Posted by Karen
When my daughter Miranda was first diagnosed 4.5 years ago with Fibrodysplasia Ossificans Progressiva, one of the (very many) concerns I had was about her ability to enjoy life. How could Miranda ever be a happy child with this horrible genetic monster hanging over her shoulder and affecting her every move? In my extreme despair, I pictured a gloomy life, with Miranda being in constant pain and watching other children do everything she couldn’t.
Thank goodness the reality is nothing like I had feared.
As I’ve blogged about many times before, Miranda is a happy, fun-loving girl who does lots of very typical kid things. OK, maybe there are some alterations to how she does some activities, but the point is that she takes part. Enthusiastically! What I didn’t really grasp in those early days is that Miranda would grow up with FOP as part of her life, and that for her, it would just be something about her, like the colour of her hair or being left handed.
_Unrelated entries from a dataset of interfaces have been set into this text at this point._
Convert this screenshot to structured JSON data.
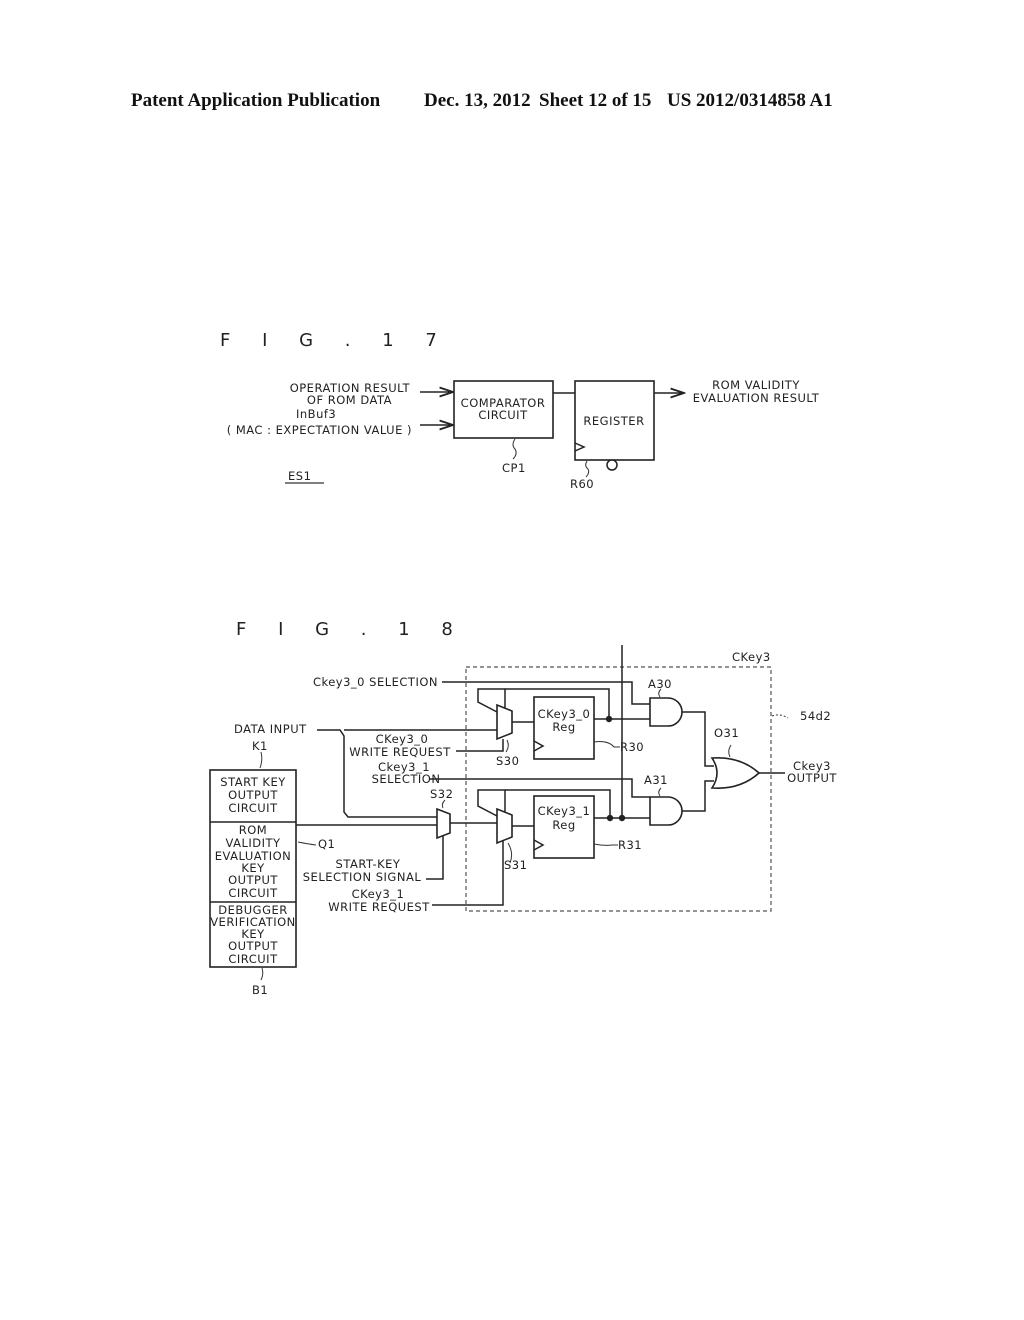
{
  "header": {
    "publication": "Patent Application Publication",
    "date": "Dec. 13, 2012",
    "sheet": "Sheet 12 of 15",
    "number": "US 2012/0314858 A1"
  },
  "fig17": {
    "title": "F I G . 1 7",
    "input1_line1": "OPERATION RESULT",
    "input1_line2": "OF ROM DATA",
    "input2_line1": "InBuf3",
    "input2_line2": "( MAC : EXPECTATION VALUE )",
    "comparator_line1": "COMPARATOR",
    "comparator_line2": "CIRCUIT",
    "comparator_ref": "CP1",
    "register_label": "REGISTER",
    "register_ref": "R60",
    "output_line1": "ROM VALIDITY",
    "output_line2": "EVALUATION RESULT",
    "system_ref": "ES1"
  },
  "fig18": {
    "title": "F I G . 1 8",
    "block_ref": "CKey3",
    "block_id": "54d2",
    "sel0_label": "Ckey3_0 SELECTION",
    "data_input": "DATA INPUT",
    "k1_ref": "K1",
    "wr0_line1": "CKey3_0",
    "wr0_line2": "WRITE REQUEST",
    "sel1_line1": "Ckey3_1",
    "sel1_line2": "SELECTION",
    "s32_ref": "S32",
    "s30_ref": "S30",
    "s31_ref": "S31",
    "reg0_line1": "CKey3_0",
    "reg0_line2": "Reg",
    "reg1_line1": "CKey3_1",
    "reg1_line2": "Reg",
    "r30_ref": "R30",
    "r31_ref": "R31",
    "a30_ref": "A30",
    "a31_ref": "A31",
    "o31_ref": "O31",
    "out_line1": "Ckey3",
    "out_line2": "OUTPUT",
    "q1_ref": "Q1",
    "startkey_sel_line1": "START-KEY",
    "startkey_sel_line2": "SELECTION SIGNAL",
    "wr1_line1": "CKey3_1",
    "wr1_line2": "WRITE REQUEST",
    "b1_ref": "B1",
    "key_blocks": [
      [
        "START KEY",
        "OUTPUT",
        "CIRCUIT"
      ],
      [
        "ROM",
        "VALIDITY",
        "EVALUATION",
        "KEY",
        "OUTPUT",
        "CIRCUIT"
      ],
      [
        "DEBUGGER",
        "VERIFICATION",
        "KEY",
        "OUTPUT",
        "CIRCUIT"
      ]
    ]
  }
}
She doesn’t have the emotional/psychological baggage about her disability that her parents have. She always assumes she’s going to do what everyone else does. Why wouldn’t she?
Take Halloween. Miranda LOOOOOVES Halloween. Go figure, but there’s something that really turns her crank about dressing up in costume and getting all the candy she can eat. This year we went to Value Village to see what cool costumes we could dig up, and we happened to spy a little blue sequined dress. This was perfect, because Miss M wanted to be “Lagoona Blue”, a character from the “Monster High” TV show. Lagoona Blue is supposed to be some sort of water-monster teenager (who dresses in stylish clothes, natch). We put together a pretty good costume…
Miranda got to test drive her costume on Friday night of this past week when we went to our school’s “Monster Mash” Halloween family dance. Was this a risky event for Miranda to attend? Yes – picture all kinds of kids running around and making mayhem in a dark gym with flashing coloured lights; lots of potential for someone to barrel into Miranda and knock her to the floor (thus putting her at risk for FOP flare-ups). But while the risk was there, Miranda’s disappointment about missing this dance would have been terrible to contemplate, and the risk wasn’t so high that we wouldn’t do it (ie, it’s not, you know, skateboarding).
We went to the dance, and of course had lots of fun. Miranda and I danced up a storm (her dad’s not so fond of dancing, but he enjoyed himself talking to other parents – and Miranda’s brother Owen spent his time running around the gym with his posse of 9 year-old buddies, LOL). OK, I did stick close to Miranda to keep her safe, but most of the parents did that with their kids too, so I wasn’t really doing anything very unusual.
I guess my point here is that so far, Miranda’s childhood has NOT been the nightmare I worried about when she was first diagnosed with FOP. FOP is part of Miranda’s life, but not even the most important part. If you’re reading this and you’re a parent of a child newly diagnosed with FOP, I hope you’ll remember that and be able to take it to heart (someday, when you come up for air after the diagnosis).